* _Supplied entries_:
──────────
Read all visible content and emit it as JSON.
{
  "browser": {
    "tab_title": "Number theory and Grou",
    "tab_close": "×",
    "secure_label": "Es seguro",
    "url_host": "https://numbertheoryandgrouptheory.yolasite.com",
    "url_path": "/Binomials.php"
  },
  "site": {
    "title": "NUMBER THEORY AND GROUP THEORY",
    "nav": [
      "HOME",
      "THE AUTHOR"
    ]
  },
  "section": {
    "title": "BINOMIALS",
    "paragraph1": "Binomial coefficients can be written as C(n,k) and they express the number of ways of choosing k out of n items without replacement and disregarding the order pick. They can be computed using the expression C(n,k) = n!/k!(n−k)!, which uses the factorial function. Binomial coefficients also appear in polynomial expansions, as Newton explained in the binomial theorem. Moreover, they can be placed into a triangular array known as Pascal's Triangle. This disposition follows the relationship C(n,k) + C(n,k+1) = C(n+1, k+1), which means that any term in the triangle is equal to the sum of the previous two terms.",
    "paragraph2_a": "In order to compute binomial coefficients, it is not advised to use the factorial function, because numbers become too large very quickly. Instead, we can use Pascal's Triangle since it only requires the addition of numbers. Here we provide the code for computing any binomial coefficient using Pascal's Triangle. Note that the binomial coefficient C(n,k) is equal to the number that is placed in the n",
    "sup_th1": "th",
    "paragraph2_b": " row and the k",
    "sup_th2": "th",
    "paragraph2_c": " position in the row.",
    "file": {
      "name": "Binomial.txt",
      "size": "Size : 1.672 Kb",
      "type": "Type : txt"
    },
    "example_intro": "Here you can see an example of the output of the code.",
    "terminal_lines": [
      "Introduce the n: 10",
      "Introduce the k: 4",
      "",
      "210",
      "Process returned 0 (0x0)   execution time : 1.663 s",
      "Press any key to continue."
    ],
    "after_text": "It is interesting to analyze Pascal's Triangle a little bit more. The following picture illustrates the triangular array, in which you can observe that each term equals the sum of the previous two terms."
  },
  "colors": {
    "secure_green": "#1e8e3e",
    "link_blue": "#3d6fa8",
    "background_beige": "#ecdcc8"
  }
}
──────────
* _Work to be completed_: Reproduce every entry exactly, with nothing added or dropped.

* _Response to this task_:
Read all visible content and emit it as JSON.
{
  "browser": {
    "tab_title": "Number theory and Grou",
    "tab_close": "×",
    "secure_label": "Es seguro",
    "url_host": "https://numbertheoryandgrouptheory.yolasite.com",
    "url_path": "/Binomials.php"
  },
  "site": {
    "title": "NUMBER THEORY AND GROUP THEORY",
    "nav": [
      "HOME",
      "THE AUTHOR"
    ]
  },
  "section": {
    "title": "BINOMIALS",
    "paragraph1": "Binomial coefficients can be written as C(n,k) and they express the number of ways of choosing k out of n items without replacement and disregarding the order pick. They can be computed using the expression C(n,k) = n!/k!(n−k)!, which uses the factorial function. Binomial coefficients also appear in polynomial expansions, as Newton explained in the binomial theorem. Moreover, they can be placed into a triangular array known as Pascal's Triangle. This disposition follows the relationship C(n,k) + C(n,k+1) = C(n+1, k+1), which means that any term in the triangle is equal to the sum of the previous two terms.",
    "paragraph2_a": "In order to compute binomial coefficients, it is not advised to use the factorial function, because numbers become too large very quickly. Instead, we can use Pascal's Triangle since it only requires the addition of numbers. Here we provide the code for computing any binomial coefficient using Pascal's Triangle. Note that the binomial coefficient C(n,k) is equal to the number that is placed in the n",
    "sup_th1": "th",
    "paragraph2_b": " row and the k",
    "sup_th2": "th",
    "paragraph2_c": " position in the row.",
    "file": {
      "name": "Binomial.txt",
      "size": "Size : 1.672 Kb",
      "type": "Type : txt"
    },
    "example_intro": "Here you can see an example of the output of the code.",
    "terminal_lines": [
      "Introduce the n: 10",
      "Introduce the k: 4",
      "",
      "210",
      "Process returned 0 (0x0)   execution time : 1.663 s",
      "Press any key to continue."
    ],
    "after_text": "It is interesting to analyze Pascal's Triangle a little bit more. The following picture illustrates the triangular array, in which you can observe that each term equals the sum of the previous two terms."
  },
  "colors": {
    "secure_green": "#1e8e3e",
    "link_blue": "#3d6fa8",
    "background_beige": "#ecdcc8"
  }
}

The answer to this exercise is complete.